This article was originally published on PlusXP.
Unless you’ve been living on Saturn for the past 16 years you can’t fail to have seen, tried and even enjoyed the long-running FIFA series developed by Electronic Arts. Though we’ve seen a few humdrum releases in the past decade FIFA 10 is a much more definitive release and frankly fails to disappoint.
At long last the developers are starting to fully utilize the full high-definition graphics capabilities of both the XBOX 360 and PS3, with the result that player, pitch and stadium detail is truly awesome. Also, we finally get to enjoy the support of a 3D crowd which wasn’t seen in previous versions – it’s mostly consisted of a tiled background animation recently and was something of a glaring omission the developers have finally put right. There is no streaking, hooliganism or pitch invasions as yet, but a man can dream...!
There are of course the usual improvements in skill moves, speed of play and realism but there are several more subtle changes which may have initially escaped your notice but take this game into a whole new dimension. The shooting metrics have been adjusted to take your player attributes far more into account when deciding whether you hit or miss, and you need to actually direct your kicks with the analogue controls and time your headers to perfection to avoid being jostled by a defender. The free kicks can either be taken quickly (a completely new feature) or taken as an on-the-spot kick. As with corners you point your kick-taker in a direction, specify how much power you need and then rely on the player stats to finish the work for you, meaning that for the first time your player attributes will play a much more important role in real-time gameplay.
Generally it seems like FIFA 10 removes a lot of the hand-holding provided during game play that we’ve seen in previous titles. That doesn’t mean to say there aren’t any visual indicators at all, but a lot more control has been handed to us as gamers to play in our own particular style. Of course we still have a few of traditional quirks of the series such as commentary which becomes quite repetitive after a while due to a lack of samples, but you can download additional commentary packs to hear the dulcet tones of John Motson and Mark Lawrenson to add a little variety to the experience and cushion the blow a little.
However, if the traditional game play aspect of FIFA 10 doesn’t tickle your fancy there is always the obligatory manager mode that seems to come with FIFA titles these days. Up until FIFA 10 I’d considered FIFA 2005 to have the best manager mode of the series as it provided player development, had a ridiculously easy interface that even a five year old could use and was very realistic when it came to manager renown and player form.
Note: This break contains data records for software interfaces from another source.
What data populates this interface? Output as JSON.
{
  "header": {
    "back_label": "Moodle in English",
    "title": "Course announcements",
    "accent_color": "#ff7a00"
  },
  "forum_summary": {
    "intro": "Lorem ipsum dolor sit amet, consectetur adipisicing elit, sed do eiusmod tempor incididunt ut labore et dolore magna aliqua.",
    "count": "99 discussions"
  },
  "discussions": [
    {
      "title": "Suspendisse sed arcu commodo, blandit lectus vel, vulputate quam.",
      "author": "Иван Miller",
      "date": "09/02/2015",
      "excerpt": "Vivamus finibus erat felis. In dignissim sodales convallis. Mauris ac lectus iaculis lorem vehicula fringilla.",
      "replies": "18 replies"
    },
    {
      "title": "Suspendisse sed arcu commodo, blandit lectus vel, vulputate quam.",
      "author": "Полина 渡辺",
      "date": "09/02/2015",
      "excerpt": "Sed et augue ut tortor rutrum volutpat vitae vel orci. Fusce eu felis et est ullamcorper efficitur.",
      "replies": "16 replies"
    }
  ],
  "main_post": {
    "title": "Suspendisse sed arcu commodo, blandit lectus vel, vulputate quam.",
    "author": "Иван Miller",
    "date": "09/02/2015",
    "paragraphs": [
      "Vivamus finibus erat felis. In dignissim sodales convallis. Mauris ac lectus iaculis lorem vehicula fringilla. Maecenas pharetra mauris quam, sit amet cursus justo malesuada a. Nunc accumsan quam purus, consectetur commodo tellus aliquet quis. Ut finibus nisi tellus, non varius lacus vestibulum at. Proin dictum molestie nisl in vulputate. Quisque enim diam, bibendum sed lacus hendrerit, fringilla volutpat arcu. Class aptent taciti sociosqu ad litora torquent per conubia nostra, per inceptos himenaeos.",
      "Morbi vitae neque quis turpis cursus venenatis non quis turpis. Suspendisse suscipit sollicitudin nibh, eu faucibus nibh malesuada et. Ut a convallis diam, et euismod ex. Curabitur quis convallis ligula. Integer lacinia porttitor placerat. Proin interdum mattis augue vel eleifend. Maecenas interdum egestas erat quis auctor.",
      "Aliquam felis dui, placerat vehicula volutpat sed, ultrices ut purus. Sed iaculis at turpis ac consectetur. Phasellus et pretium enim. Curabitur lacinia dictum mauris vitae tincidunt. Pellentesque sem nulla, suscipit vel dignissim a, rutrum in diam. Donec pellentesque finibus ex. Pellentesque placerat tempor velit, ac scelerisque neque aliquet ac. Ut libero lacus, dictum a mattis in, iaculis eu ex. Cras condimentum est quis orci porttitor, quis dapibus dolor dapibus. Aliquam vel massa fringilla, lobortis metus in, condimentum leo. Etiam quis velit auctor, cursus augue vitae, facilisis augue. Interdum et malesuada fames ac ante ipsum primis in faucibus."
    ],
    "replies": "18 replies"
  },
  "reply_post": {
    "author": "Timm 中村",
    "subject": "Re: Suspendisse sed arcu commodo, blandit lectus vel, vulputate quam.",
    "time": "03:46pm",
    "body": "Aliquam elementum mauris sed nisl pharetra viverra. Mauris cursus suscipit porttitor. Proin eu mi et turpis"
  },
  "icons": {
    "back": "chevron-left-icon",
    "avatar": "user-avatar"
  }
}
This seemed to have been taken down a peg or do in the years following, possibly because EA were concerned about sales of Total Club Manager. But with FIFA 10 we finally see a new, more realistic manager mode which focuses on your trying to impress the club board of directors and balance your budget. In previous titles you earned money by winning games and wound up buying the best players in the game, but in FIFA10 buying players from big clubs will result in a sizable premium on their sale price. The only realities they haven’t emulated are Russian oil tycoons buying up a club and giving a blank cheque to buy talent, or players requesting transfers.
But the real selling point of FIFA 10 is ‘Be a Pro’. You can either choose an existing player or create your own, join a club and then play for several seasons working your way up through club football and ultimately to international glory. You are set goals each game that you need to achieve to up your reputation which will help you get picked for more competitive matches or bought by other clubs.
But so far so like ‘FIFA 09 with FIFA 10 enhancements’. What really sets this apart from previous titles? It absolutely has to be the online aspect. You can play in teams of 10 other people all controlling the customized pros they’ve been training up offline in vast net-based competitions (with sizeable prizes up for grabs in the official competitions). There are also the traditional team versus team competitions we’ve all grown to love, but for those who want to truly immerse themselves in the action you won’t be disappointed.
So what’s the verdict? FIFA 10 is still the de facto choice as a footballing game any of your friends could pick up, play and join in with you. Though Pro Evolution Soccer provides more in terms of player development FIFA 10 is an excellent all-rounder with plenty to keep the die-hard fan happy while still catering excellently for the casual gamer. This is a real landmark in the series and well worth the cash for the number of hours you will inevitably spend glued to your seat trying desperately to injure Christiano Ronaldo or get England to win something for a change. If you’ve been putting off buying the latest title for a more distinctive release, then consider your wait well and truly over.